Existing landfills are generally considered sufficient to serve as the sole means of disposing of the Nation’s waste for the foreseeable future?

Existing landfills are not explicitly considered sufficient for the sole means of disposing of the nation’s waste for the foreseeable future. The focus is on various aspects of hazardous waste management, including containment, off-site disposal, and treatment methods for contaminated soil and groundwater.

Existing landfills, as part of the broader waste management system, are interconnected with various components of the Incident Command System (ICS) during emergency management scenarios, particularly in hazardous waste incidents.
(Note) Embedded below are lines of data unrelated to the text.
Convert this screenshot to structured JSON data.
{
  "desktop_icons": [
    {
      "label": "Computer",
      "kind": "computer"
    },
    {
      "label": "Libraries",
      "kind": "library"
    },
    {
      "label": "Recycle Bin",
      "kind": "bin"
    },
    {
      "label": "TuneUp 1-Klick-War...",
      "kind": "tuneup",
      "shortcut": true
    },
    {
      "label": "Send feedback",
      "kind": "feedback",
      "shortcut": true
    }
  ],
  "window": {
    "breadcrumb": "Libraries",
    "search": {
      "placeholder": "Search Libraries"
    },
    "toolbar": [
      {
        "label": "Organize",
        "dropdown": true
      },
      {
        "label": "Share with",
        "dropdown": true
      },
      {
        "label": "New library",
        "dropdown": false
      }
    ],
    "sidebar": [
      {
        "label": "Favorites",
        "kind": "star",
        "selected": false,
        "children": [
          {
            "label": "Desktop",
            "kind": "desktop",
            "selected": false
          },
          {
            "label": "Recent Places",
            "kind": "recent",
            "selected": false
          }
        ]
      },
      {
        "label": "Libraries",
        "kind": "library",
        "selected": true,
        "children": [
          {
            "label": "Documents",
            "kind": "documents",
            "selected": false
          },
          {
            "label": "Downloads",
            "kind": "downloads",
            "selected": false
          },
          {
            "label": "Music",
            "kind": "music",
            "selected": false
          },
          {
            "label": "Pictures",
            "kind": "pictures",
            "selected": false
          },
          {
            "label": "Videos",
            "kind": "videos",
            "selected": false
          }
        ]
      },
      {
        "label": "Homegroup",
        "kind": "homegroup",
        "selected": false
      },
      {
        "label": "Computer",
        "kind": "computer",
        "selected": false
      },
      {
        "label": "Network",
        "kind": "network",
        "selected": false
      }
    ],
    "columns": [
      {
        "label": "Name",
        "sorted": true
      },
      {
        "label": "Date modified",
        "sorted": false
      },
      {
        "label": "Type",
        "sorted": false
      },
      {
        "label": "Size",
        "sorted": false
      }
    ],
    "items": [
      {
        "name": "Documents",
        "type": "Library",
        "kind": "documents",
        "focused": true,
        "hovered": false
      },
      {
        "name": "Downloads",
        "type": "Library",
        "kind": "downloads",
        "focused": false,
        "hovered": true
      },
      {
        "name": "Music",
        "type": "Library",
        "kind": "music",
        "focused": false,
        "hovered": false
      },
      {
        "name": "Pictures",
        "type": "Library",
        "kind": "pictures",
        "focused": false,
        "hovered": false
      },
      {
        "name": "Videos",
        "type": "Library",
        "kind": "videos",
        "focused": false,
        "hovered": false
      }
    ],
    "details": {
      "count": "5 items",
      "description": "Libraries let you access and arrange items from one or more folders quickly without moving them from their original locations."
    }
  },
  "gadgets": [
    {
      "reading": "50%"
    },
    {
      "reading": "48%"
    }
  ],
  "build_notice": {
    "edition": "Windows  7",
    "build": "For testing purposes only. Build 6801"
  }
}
For example, during a hazardous material spill, ICS roles may involve coordinating landfill usage for waste containment or disposal.

From the perspective of environmental engineers and waste management professionals, existing landfills are often viewed as critical yet challenging components of waste management infrastructure. These experts point out that while landfills are essential for waste disposal, their capacity and environmental impact are of concern.

Existing landfills, in terms of their environmental impact, are a subject of significant concern among environmental activists and researchers. They point out that landfills contribute to greenhouse gas emissions, particularly methane, which is a potent greenhouse gas.

In terms of policy and regulation, existing landfills are governed by a complex set of federal, state, and local regulations aimed at minimizing their environmental impact. These regulations often include stringent guidelines on landfill design, operation, and closure to prevent groundwater contamination and control gas emissions.